▸ **What to produce**
Return the entries below in full. Keep every word as it is.

╭─ Recorded data

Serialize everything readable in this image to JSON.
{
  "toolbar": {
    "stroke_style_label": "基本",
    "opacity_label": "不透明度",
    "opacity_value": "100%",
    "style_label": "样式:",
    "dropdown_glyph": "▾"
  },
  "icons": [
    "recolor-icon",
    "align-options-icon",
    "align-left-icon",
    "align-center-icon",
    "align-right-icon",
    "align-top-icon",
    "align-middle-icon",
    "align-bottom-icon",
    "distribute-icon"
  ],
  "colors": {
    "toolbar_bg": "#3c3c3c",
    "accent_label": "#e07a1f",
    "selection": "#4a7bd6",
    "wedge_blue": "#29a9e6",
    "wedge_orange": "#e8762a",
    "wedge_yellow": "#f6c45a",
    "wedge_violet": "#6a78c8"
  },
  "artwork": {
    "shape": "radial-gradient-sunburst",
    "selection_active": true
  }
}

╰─

▸ **Solution to the problem**
Serialize everything readable in this image to JSON.
{
  "toolbar": {
    "stroke_style_label": "基本",
    "opacity_label": "不透明度",
    "opacity_value": "100%",
    "style_label": "样式:",
    "dropdown_glyph": "▾"
  },
  "icons": [
    "recolor-icon",
    "align-options-icon",
    "align-left-icon",
    "align-center-icon",
    "align-right-icon",
    "align-top-icon",
    "align-middle-icon",
    "align-bottom-icon",
    "distribute-icon"
  ],
  "colors": {
    "toolbar_bg": "#3c3c3c",
    "accent_label": "#e07a1f",
    "selection": "#4a7bd6",
    "wedge_blue": "#29a9e6",
    "wedge_orange": "#e8762a",
    "wedge_yellow": "#f6c45a",
    "wedge_violet": "#6a78c8"
  },
  "artwork": {
    "shape": "radial-gradient-sunburst",
    "selection_active": true
  }
}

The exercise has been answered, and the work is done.